The plan, though only in its early stages, is to involve business schools in getting more women on boards, through their programmes and their corporate ecosystems. “Women in business schools are an untapped potential,” says Ms Reding. Indeed, 60 per cent of university graduates are female but only 33 per cent of students at the top 25 MBA programmes are women, according to data collected by the Financial Times.
Candace Johnson, president of the board of directors of three funds: Succès Europe, Croissance Europe and Innovation Europe, who suggested this plan to Ms Reding, believes it will ensure companies are inundated with suitable candidates for their boards.
Ms Johnson herself never attended business school and so she admits that when she joined her first board at the age of 35, she was unsure how to behave. She had to go to the chairman of a national savings bank in Luxembourg to ask for help – which he gave four Saturdays in a row. “I can now read balance sheets with the best of them,” she says, laughing about such an unconventional learning experience. But business schools can now give this kind of teaching through seminars and programmes, she adds.
Barbara Judge, member of three boards, including Statoil ASA, a Norwegian energy company, is confident more programmes like this will create valuable evidence of experience. “The world is a believer in credentials,” she says.

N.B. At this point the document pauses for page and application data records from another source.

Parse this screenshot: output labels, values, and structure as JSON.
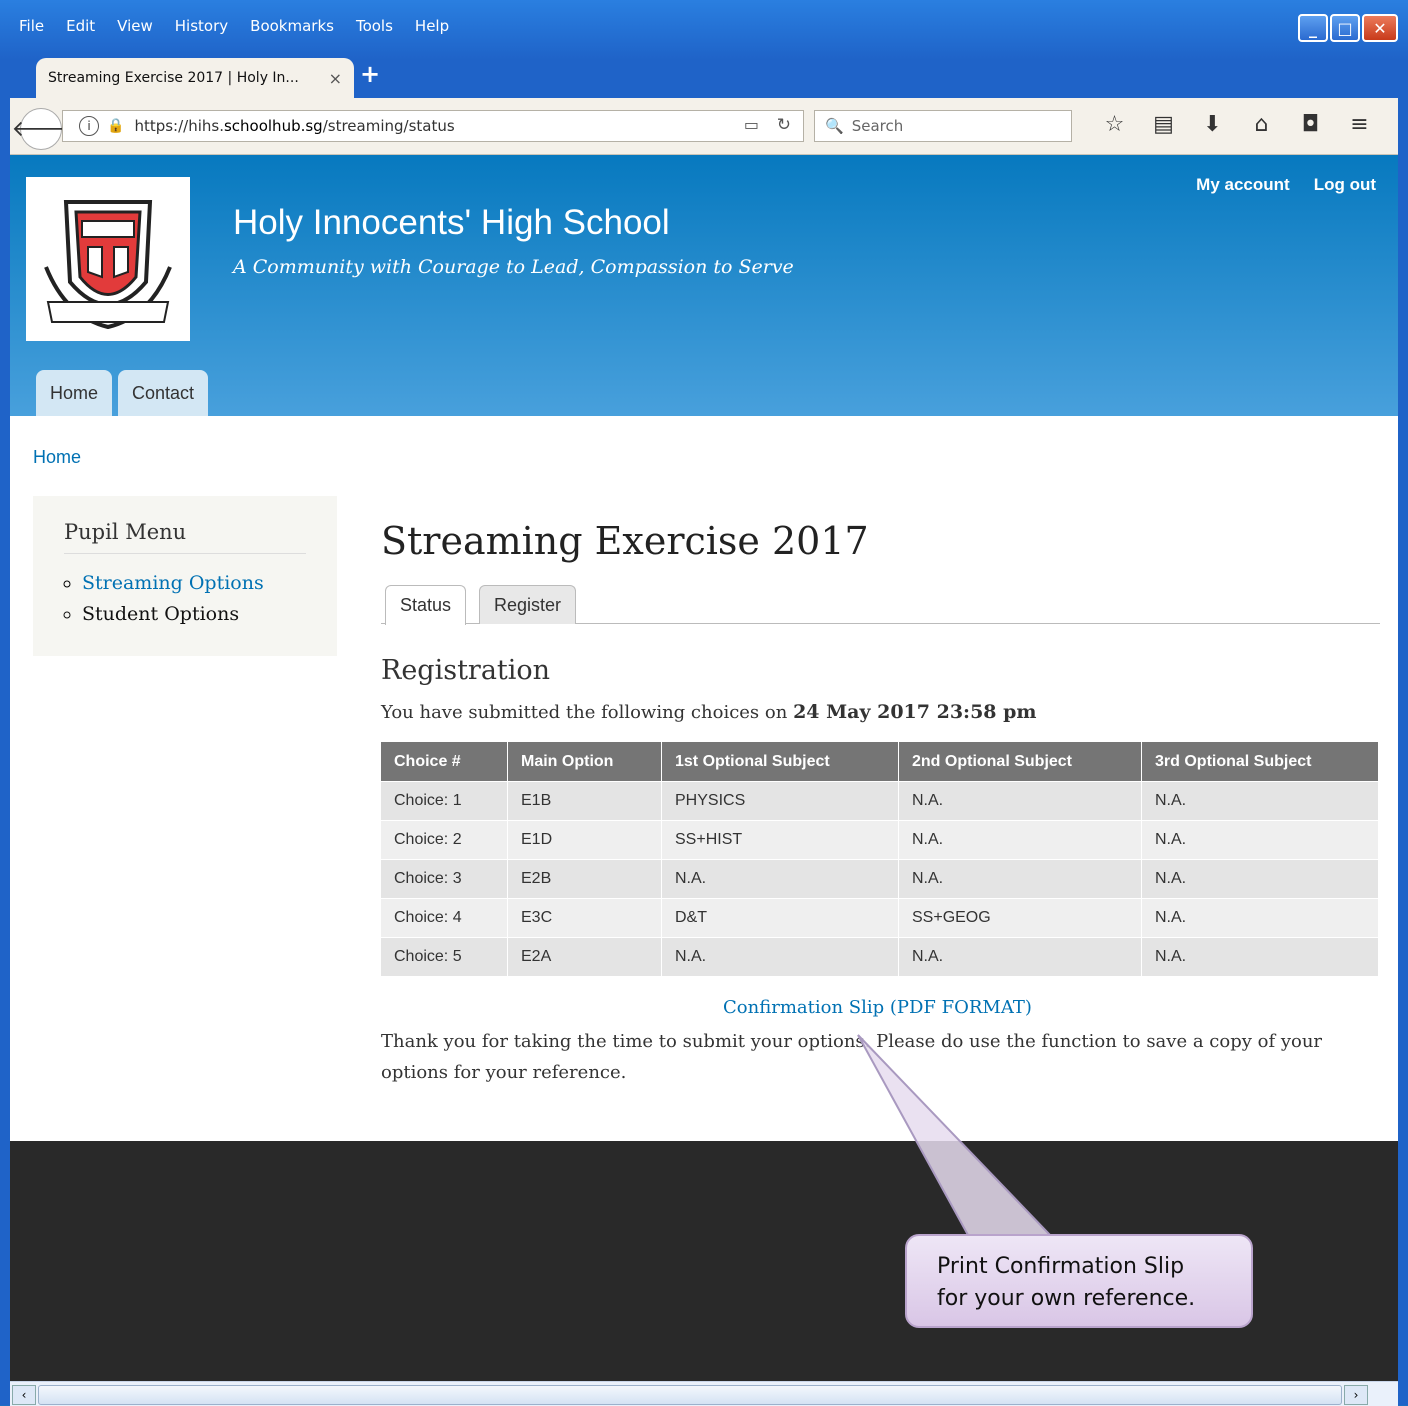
{
  "menu": [
    "File",
    "Edit",
    "View",
    "History",
    "Bookmarks",
    "Tools",
    "Help"
  ],
  "browser": {
    "tab_title": "Streaming Exercise 2017 | Holy In...",
    "tab_close": "×",
    "new_tab": "+",
    "url_prefix": "https://hihs.",
    "url_domain": "schoolhub.sg",
    "url_path": "/streaming/status",
    "search_placeholder": "Search"
  },
  "site": {
    "name": "Holy Innocents' High School",
    "slogan": "A Community with Courage to Lead, Compassion to Serve",
    "secondary_menu": [
      "My account",
      "Log out"
    ],
    "nav_tabs": [
      "Home",
      "Contact"
    ]
  },
  "breadcrumb": "Home",
  "sidebar": {
    "title": "Pupil Menu",
    "items": [
      {
        "label": "Streaming Options",
        "link": true
      },
      {
        "label": "Student Options",
        "link": false
      }
    ]
  },
  "main": {
    "title": "Streaming Exercise 2017",
    "tabs": [
      "Status",
      "Register"
    ],
    "section_heading": "Registration",
    "submitted_prefix": "You have submitted the following choices on",
    "submitted_date": "24 May 2017 23:58 pm",
    "table": {
      "headers": [
        "Choice #",
        "Main Option",
        "1st Optional Subject",
        "2nd Optional Subject",
        "3rd Optional Subject"
      ],
      "rows": [
        [
          "Choice: 1",
          "E1B",
          "PHYSICS",
          "N.A.",
          "N.A."
        ],
        [
          "Choice: 2",
          "E1D",
          "SS+HIST",
          "N.A.",
          "N.A."
        ],
        [
          "Choice: 3",
          "E2B",
          "N.A.",
          "N.A.",
          "N.A."
        ],
        [
          "Choice: 4",
          "E3C",
          "D&T",
          "SS+GEOG",
          "N.A."
        ],
        [
          "Choice: 5",
          "E2A",
          "N.A.",
          "N.A.",
          "N.A."
        ]
      ]
    },
    "pdf_link": "Confirmation Slip (PDF FORMAT)",
    "thanks": "Thank you for taking the time to submit your options. Please do use the function to save a copy of your options for your reference."
  },
  "callout": {
    "line1": "Print Confirmation Slip",
    "line2": "for your own reference."
  },
  "colors": {
    "header_top": "#0779bf",
    "header_bottom": "#48a0dc",
    "link": "#0071b3",
    "table_header": "#757575",
    "footer": "#292929"
  }
}
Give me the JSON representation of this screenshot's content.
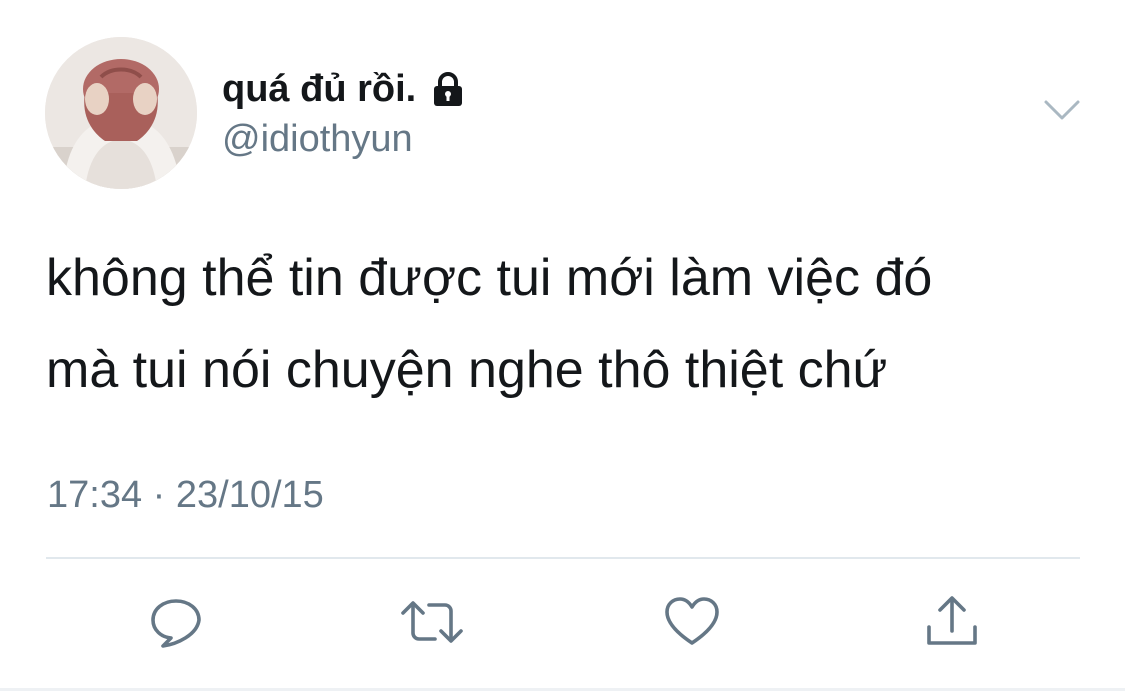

This is why female lawyers (like herself), doctors and accountants succeed, because they have the credentials to prove they are capable. In the same way, she says, business schools need to give women credentials in management expertise so that they can prove their worth in a language that is understood by the relevant companies.
Many schools are already making moves to address this issue. Alumni at both London Business School and HEC Paris, for example, have created professional organisations to ensure better opportunities for their students and alumni. Universität St Gallen in Switzerland has a Female Board Pool that holds regular gatherings on corporate governance and Edhec Business School in France has set up an ethics board to deal specifically with the promotion of women.
There is also a new type of business school on the horizon. The Bertelsmann media group has set up a Business Women School, to offer women training for management positions.
“It reassures me that the business education sector is so strongly committed to helping talented women reach top positions in companies,” says Ms Reding. “I am convinced that by working together we will break down the barriers.”
And she believes these examples can spread worldwide. “Once there is a European business school initiative, this will certainly extend to other continents,” she says.
But Ms Johnson says she was a bit disappointed at the number of schools who didn’t turn up to last month’s meeting. The top 50 leading European business schools ranked by The Financial Times were invited but less than half showed up. “For some it seems this initiative is not so high on their priority list,” she says.
Monique Valcour, professor of management at Edhec is more optimistic. “This was only a first step,” she points out. “If we continue to invest in this method, more schools will get involved.” She believes the main thing is getting more role models and spokespeople, men as well as women promoting the call to action and having more rankings that highlight the representation of women in business school and beyond - something that Ms Reding is keen to see also.
The next stage is whether companies will employ these women once they graduate business school. Ms Johnson is convinced they will. “It’s a no-brainer,” she declares. “The work has been done for them!” Prof Valcour meanwhile believes they will have to, otherwise legislative quotas will come into play.
The timescale for action is six months. “In March next year, I will make an objective analysis of the facts, figures and initiatives and see if there is a need for European legislative measures or not,” says Ms Reding. Until then she is looking to schools and companies to be as inspired as she is by this new direction and voluntarily pledge to increase the number of women on corporate boards to 30 per cent by 2015 and to 40 per cent by 2020.
Copyright The Financial Times Limited 2016. You may share using our article tools.
Please don't cut articles from FT.com and redistribute by email or post to the web.